Do employers care about work history?
Employers review employment history to determine whether the applicant’s work experience and the jobs they have held are a good match for the hiring company’s requirements. They also look at how long the person has held each job.
Do you have to put employment history?
Generally speaking, you should provide information on all your work experience for a background check. Some employers want you to provide at least five or seven years of work history, while other companies ask for information about every job you’ve ever held during your entire career.
How do employers verify history?
How do employers verify your work history? Typically, the employer will ask you to list one reference for each previous place of employment, and they will contact those references. The company may also ask for other personal or professional references in addition to employment references.
How does USCIS verify employment?
Use Form I-9 to verify the identity and employment authorization of individuals hired for employment in the United States. Employers must retain Form I-9 for a designated period and make it available for inspection by authorized government officers. …
Can I hide my previous employment?
Since you are not going to claim any benefits of previous employment, just ignore this. You should disclose your previous employment as material suppression of fact can lead to strict disciplinary action against you. Not giving of UAN number is not going to be of any help in your case.
Why do employers dislike employment gaps?
An employment gap is like a warning sign, and if an employer proceeds anyway, they want to know they won’t regret it. Employers are likely to skip over resumes with gaps because there are enough out there without one. This means that you need to get in front of employers aside from submitting a resume.
Can I omit employment history?
Short answer: No, you don’t. But be prepared to explain why an old job isn’t listed on your resume if the prospective employer discovers it or asks about any employment gaps between the jobs you did list. You may need to include it in a job application, or it may show up in a background check.
What should be included in CV employment history?
Made simple: CV Employment History 1 What work you have done 2 Where you’ve done it, and 3 When you have done it More
What can you do with no employment history?
With no employment history to refer to, you have to dig deeper into your activities over the years to extract skills that have value to employers.
What should I include in my resume with no previous work history?
Relevant experience is the most important element to include in a resume when it comes to applying for jobs with no previous work history.
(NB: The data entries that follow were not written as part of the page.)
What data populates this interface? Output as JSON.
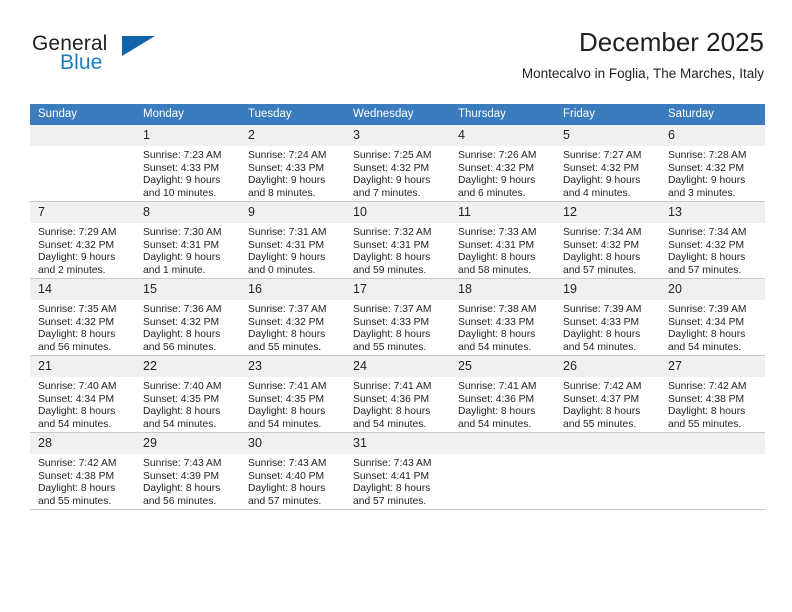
{
  "brand": {
    "name_top": "General",
    "name_bottom": "Blue",
    "triangle_color": "#1164ab",
    "blue_color": "#1a7fc1"
  },
  "header": {
    "title": "December 2025",
    "location": "Montecalvo in Foglia, The Marches, Italy"
  },
  "theme": {
    "header_row_bg": "#3a7cbe",
    "daynum_bg": "#f0f0f0",
    "cell_border": "#c8c8c8",
    "text_color": "#231f20"
  },
  "weekday_headers": [
    "Sunday",
    "Monday",
    "Tuesday",
    "Wednesday",
    "Thursday",
    "Friday",
    "Saturday"
  ],
  "weeks": [
    [
      {
        "day": "",
        "empty": true,
        "sunrise": "",
        "sunset": "",
        "daylight_line1": "",
        "daylight_line2": ""
      },
      {
        "day": "1",
        "empty": false,
        "sunrise": "Sunrise: 7:23 AM",
        "sunset": "Sunset: 4:33 PM",
        "daylight_line1": "Daylight: 9 hours",
        "daylight_line2": "and 10 minutes."
      },
      {
        "day": "2",
        "empty": false,
        "sunrise": "Sunrise: 7:24 AM",
        "sunset": "Sunset: 4:33 PM",
        "daylight_line1": "Daylight: 9 hours",
        "daylight_line2": "and 8 minutes."
      },
      {
        "day": "3",
        "empty": false,
        "sunrise": "Sunrise: 7:25 AM",
        "sunset": "Sunset: 4:32 PM",
        "daylight_line1": "Daylight: 9 hours",
        "daylight_line2": "and 7 minutes."
      },
      {
        "day": "4",
        "empty": false,
        "sunrise": "Sunrise: 7:26 AM",
        "sunset": "Sunset: 4:32 PM",
        "daylight_line1": "Daylight: 9 hours",
        "daylight_line2": "and 6 minutes."
      },
      {
        "day": "5",
        "empty": false,
        "sunrise": "Sunrise: 7:27 AM",
        "sunset": "Sunset: 4:32 PM",
        "daylight_line1": "Daylight: 9 hours",
        "daylight_line2": "and 4 minutes."
      },
      {
        "day": "6",
        "empty": false,
        "sunrise": "Sunrise: 7:28 AM",
        "sunset": "Sunset: 4:32 PM",
        "daylight_line1": "Daylight: 9 hours",
        "daylight_line2": "and 3 minutes."
      }
    ],
    [
      {
        "day": "7",
        "empty": false,
        "sunrise": "Sunrise: 7:29 AM",
        "sunset": "Sunset: 4:32 PM",
        "daylight_line1": "Daylight: 9 hours",
        "daylight_line2": "and 2 minutes."
      },
      {
        "day": "8",
        "empty": false,
        "sunrise": "Sunrise: 7:30 AM",
        "sunset": "Sunset: 4:31 PM",
        "daylight_line1": "Daylight: 9 hours",
        "daylight_line2": "and 1 minute."
      },
      {
        "day": "9",
        "empty": false,
        "sunrise": "Sunrise: 7:31 AM",
        "sunset": "Sunset: 4:31 PM",
        "daylight_line1": "Daylight: 9 hours",
        "daylight_line2": "and 0 minutes."
      },
      {
        "day": "10",
        "empty": false,
        "sunrise": "Sunrise: 7:32 AM",
        "sunset": "Sunset: 4:31 PM",
        "daylight_line1": "Daylight: 8 hours",
        "daylight_line2": "and 59 minutes."
      },
      {
        "day": "11",
        "empty": false,
        "sunrise": "Sunrise: 7:33 AM",
        "sunset": "Sunset: 4:31 PM",
        "daylight_line1": "Daylight: 8 hours",
        "daylight_line2": "and 58 minutes."
      },
      {
        "day": "12",
        "empty": false,
        "sunrise": "Sunrise: 7:34 AM",
        "sunset": "Sunset: 4:32 PM",
        "daylight_line1": "Daylight: 8 hours",
        "daylight_line2": "and 57 minutes."
      },
      {
        "day": "13",
        "empty": false,
        "sunrise": "Sunrise: 7:34 AM",
        "sunset": "Sunset: 4:32 PM",
        "daylight_line1": "Daylight: 8 hours",
        "daylight_line2": "and 57 minutes."
      }
    ],
    [
      {
        "day": "14",
        "empty": false,
        "sunrise": "Sunrise: 7:35 AM",
        "sunset": "Sunset: 4:32 PM",
        "daylight_line1": "Daylight: 8 hours",
        "daylight_line2": "and 56 minutes."
      },
      {
        "day": "15",
        "empty": false,
        "sunrise": "Sunrise: 7:36 AM",
        "sunset": "Sunset: 4:32 PM",
        "daylight_line1": "Daylight: 8 hours",
        "daylight_line2": "and 56 minutes."
      },
      {
        "day": "16",
        "empty": false,
        "sunrise": "Sunrise: 7:37 AM",
        "sunset": "Sunset: 4:32 PM",
        "daylight_line1": "Daylight: 8 hours",
        "daylight_line2": "and 55 minutes."
      },
      {
        "day": "17",
        "empty": false,
        "sunrise": "Sunrise: 7:37 AM",
        "sunset": "Sunset: 4:33 PM",
        "daylight_line1": "Daylight: 8 hours",
        "daylight_line2": "and 55 minutes."
      },
      {
        "day": "18",
        "empty": false,
        "sunrise": "Sunrise: 7:38 AM",
        "sunset": "Sunset: 4:33 PM",
        "daylight_line1": "Daylight: 8 hours",
        "daylight_line2": "and 54 minutes."
      },
      {
        "day": "19",
        "empty": false,
        "sunrise": "Sunrise: 7:39 AM",
        "sunset": "Sunset: 4:33 PM",
        "daylight_line1": "Daylight: 8 hours",
        "daylight_line2": "and 54 minutes."
      },
      {
        "day": "20",
        "empty": false,
        "sunrise": "Sunrise: 7:39 AM",
        "sunset": "Sunset: 4:34 PM",
        "daylight_line1": "Daylight: 8 hours",
        "daylight_line2": "and 54 minutes."
      }
    ],
    [
      {
        "day": "21",
        "empty": false,
        "sunrise": "Sunrise: 7:40 AM",
        "sunset": "Sunset: 4:34 PM",
        "daylight_line1": "Daylight: 8 hours",
        "daylight_line2": "and 54 minutes."
      },
      {
        "day": "22",
        "empty": false,
        "sunrise": "Sunrise: 7:40 AM",
        "sunset": "Sunset: 4:35 PM",
        "daylight_line1": "Daylight: 8 hours",
        "daylight_line2": "and 54 minutes."
      },
      {
        "day": "23",
        "empty": false,
        "sunrise": "Sunrise: 7:41 AM",
        "sunset": "Sunset: 4:35 PM",
        "daylight_line1": "Daylight: 8 hours",
        "daylight_line2": "and 54 minutes."
      },
      {
        "day": "24",
        "empty": false,
        "sunrise": "Sunrise: 7:41 AM",
        "sunset": "Sunset: 4:36 PM",
        "daylight_line1": "Daylight: 8 hours",
        "daylight_line2": "and 54 minutes."
      },
      {
        "day": "25",
        "empty": false,
        "sunrise": "Sunrise: 7:41 AM",
        "sunset": "Sunset: 4:36 PM",
        "daylight_line1": "Daylight: 8 hours",
        "daylight_line2": "and 54 minutes."
      },
      {
        "day": "26",
        "empty": false,
        "sunrise": "Sunrise: 7:42 AM",
        "sunset": "Sunset: 4:37 PM",
        "daylight_line1": "Daylight: 8 hours",
        "daylight_line2": "and 55 minutes."
      },
      {
        "day": "27",
        "empty": false,
        "sunrise": "Sunrise: 7:42 AM",
        "sunset": "Sunset: 4:38 PM",
        "daylight_line1": "Daylight: 8 hours",
        "daylight_line2": "and 55 minutes."
      }
    ],
    [
      {
        "day": "28",
        "empty": false,
        "sunrise": "Sunrise: 7:42 AM",
        "sunset": "Sunset: 4:38 PM",
        "daylight_line1": "Daylight: 8 hours",
        "daylight_line2": "and 55 minutes."
      },
      {
        "day": "29",
        "empty": false,
        "sunrise": "Sunrise: 7:43 AM",
        "sunset": "Sunset: 4:39 PM",
        "daylight_line1": "Daylight: 8 hours",
        "daylight_line2": "and 56 minutes."
      },
      {
        "day": "30",
        "empty": false,
        "sunrise": "Sunrise: 7:43 AM",
        "sunset": "Sunset: 4:40 PM",
        "daylight_line1": "Daylight: 8 hours",
        "daylight_line2": "and 57 minutes."
      },
      {
        "day": "31",
        "empty": false,
        "sunrise": "Sunrise: 7:43 AM",
        "sunset": "Sunset: 4:41 PM",
        "daylight_line1": "Daylight: 8 hours",
        "daylight_line2": "and 57 minutes."
      },
      {
        "day": "",
        "empty": true,
        "sunrise": "",
        "sunset": "",
        "daylight_line1": "",
        "daylight_line2": ""
      },
      {
        "day": "",
        "empty": true,
        "sunrise": "",
        "sunset": "",
        "daylight_line1": "",
        "daylight_line2": ""
      },
      {
        "day": "",
        "empty": true,
        "sunrise": "",
        "sunset": "",
        "daylight_line1": "",
        "daylight_line2": ""
      }
    ]
  ]
}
Employers want to see real-world examples that show you can handle responsibility and work efficiently.
What to not include in employment history section?
What NOT to include in an employment history section 1 Contact and personal details of your previous employers 2 Give a job description rather than what you’ve actually done/achieved 3 Include too many irrelevant jobs 4 Use of jargon and technical terms many readers will not understand